Recently, I was facilitating a leader forum discussing the importance of leaders adding value at the right level (and avoiding getting sucked into the weeds). One audience member suggested that it was important to “push back” when your manager asks you to get involved in work that’s below the appropriate level. A smart and thoughtful leader in the room challenged that point. “We need to stop using the language of pushing back. No one wants to be pushed. We need to think about it differently.”
He was bang on. When you frame disagreement as pushing back, you immediately set up an oppositional dynamic. If in you’re mind you’re pushing back, you’re likely to trigger the “equal and opposite reaction” that is more than just a physical truth of the universe; it’s a psychological one too.

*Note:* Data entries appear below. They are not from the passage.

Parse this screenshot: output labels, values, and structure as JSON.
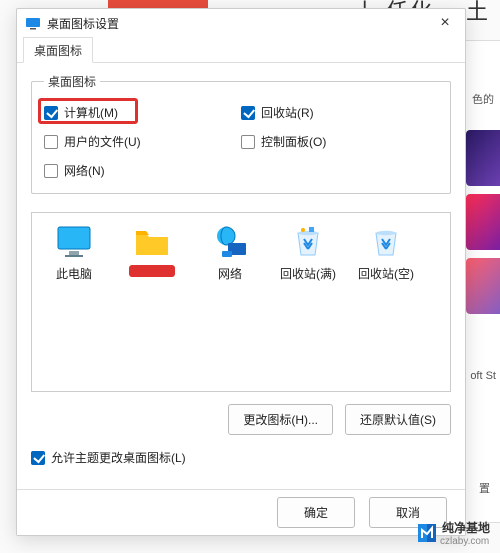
{
  "bg": {
    "righttext": "丨 任化 、土",
    "panel_text": "色的",
    "st": "oft St",
    "gear": "置"
  },
  "dialog": {
    "title": "桌面图标设置",
    "close": "×",
    "tab": "桌面图标",
    "group_legend": "桌面图标",
    "cb": {
      "computer": "计算机(M)",
      "recycle": "回收站(R)",
      "userfiles": "用户的文件(U)",
      "controlpanel": "控制面板(O)",
      "network": "网络(N)"
    },
    "icons": {
      "thispc": "此电脑",
      "userfolder": "",
      "network": "网络",
      "recycle_full": "回收站(满)",
      "recycle_empty": "回收站(空)"
    },
    "change_icon": "更改图标(H)...",
    "restore_default": "还原默认值(S)",
    "allow_theme": "允许主题更改桌面图标(L)",
    "ok": "确定",
    "cancel": "取消"
  },
  "watermark": {
    "name": "纯净基地",
    "url": "czlaby.com"
  }
}
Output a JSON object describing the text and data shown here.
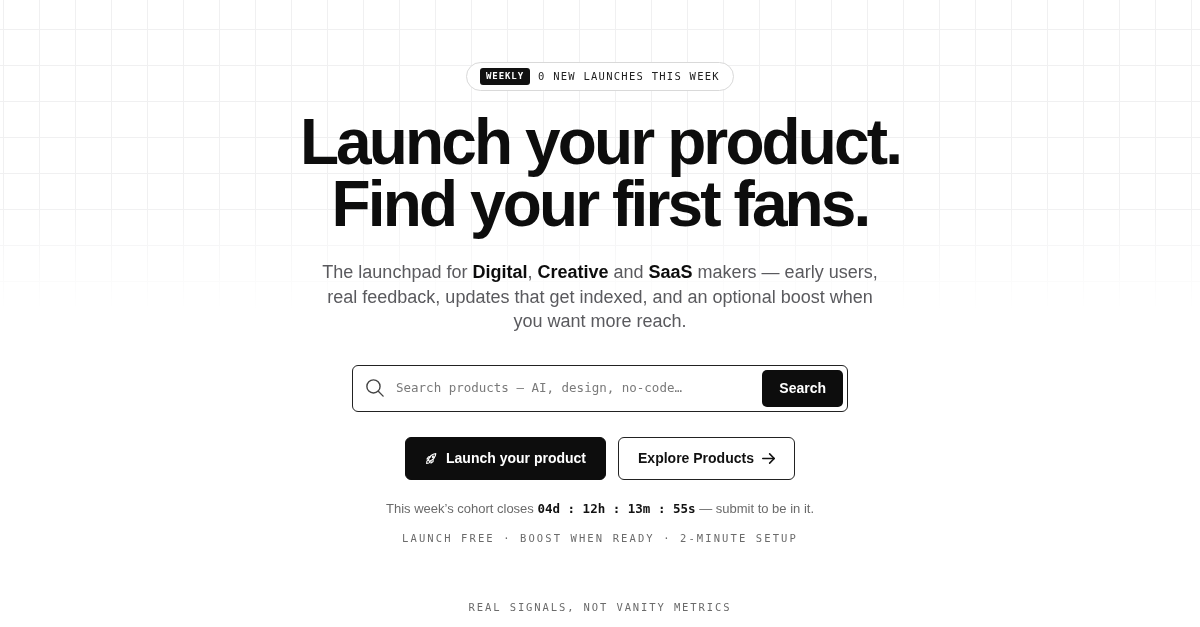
{
  "badge": {
    "tag": "WEEKLY",
    "text": "0 NEW LAUNCHES THIS WEEK"
  },
  "headline": [
    "Launch your product.",
    "Find your first fans."
  ],
  "subtitle": "The launchpad for **Digital**, **Creative** and **SaaS** makers — early users, real feedback, updates that get indexed, and an optional boost when you want more reach.",
  "search": {
    "placeholder": "Search products — AI, design, no-code…",
    "button": "Search"
  },
  "actions": [
    {
      "kind": "primary",
      "label": "Launch your product"
    },
    {
      "kind": "secondary",
      "label": "Explore Products"
    }
  ],
  "countdown": "This week’s cohort closes **04d : 12h : 13m : 55s** — submit to be in it.",
  "perks": "LAUNCH FREE · BOOST WHEN READY · 2-MINUTE SETUP",
  "section_label": "REAL SIGNALS, NOT VANITY METRICS"
}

Being pushed seldom leads your colleague to change his mind. Instead, you activate resistance and reduce the likelihood that your perspective will be considered or acted upon.
So what’s the alternative? I am certainly not advocating that you roll over and relent when someone suggests you do something that you shouldn’t be doing. I’m just agreeing with the leader in that forum that there is a better way to think about it than pushing back.
The image I have in my head is the opposite of pushing back. Imagine a dance between two partners. Rather than the typical scenario where the male partner leads by stepping into the female partner’s space (pushing her backward), imagine a scenario where the female takes the lead (ladies, this might not be a stretch). In this case, the leader steps backward, compelling her partner to step forward toward her. She’s doing the unnatural part (by going backward) and he is able to stay on his front foot, stay balanced, and follow. She takes the dance where it needs to go, but without creating an uncomfortable or awkward situation for her partner.
When you want to disagree with someone, the secret is to lead the other person forward rather than pushing them back.
To lead someone forward, take a step backward but in the right direction.
In the example from the leader forum, the person disagreed with how his boss wanted him to spend his time. The first step backward in this case would be to state the boss’ request. “So, you would like me to work on the event details for the customer conference.” The step backward here is that you’re reinforcing the boss’ request (and therefore making room for the idea that you might get involved in inappropriate work). The reason that it’s a step in the right direction is that you’re setting up a conversation about the opportunity cost of getting involved.
The next step is to ask about trade offs or consequences. For example, you could say, “I had been prioritizing my time toward preparing the content for the customer panel. Would you like me to leave the panel to Bob and put my focus on the event logistics?” You’ve pointed out the trade-offs required for you to get more involved in the logistics but kept your boss on the front foot by leaving the decision in her hands.
If your boss continues to ask you to get involved at the wrong level, you can try one or two more attempts to lead her in a new direction. “When would you like me to re-engage in the customer panel?” or “Which of the logistical details do you want me to pay particular attention to?” You are continuing to make space for your boss to come toward your position.
If after several attempts you feel that you’re not going to change your boss’ perspective, stop and make your concerns known. “I’m worried that the customer panel needs my attention more than the logistical details do. I respect your decision and I’ll get right on it.” That way you are standing firm, without pushing back.
The language you use makes a big difference in how you think about an uncomfortable interaction with a manager or colleague. If you think about it as pushing back, you’ll probably generate resistance. If you think about it as leading forward, you’ll create a much more constructive conversation.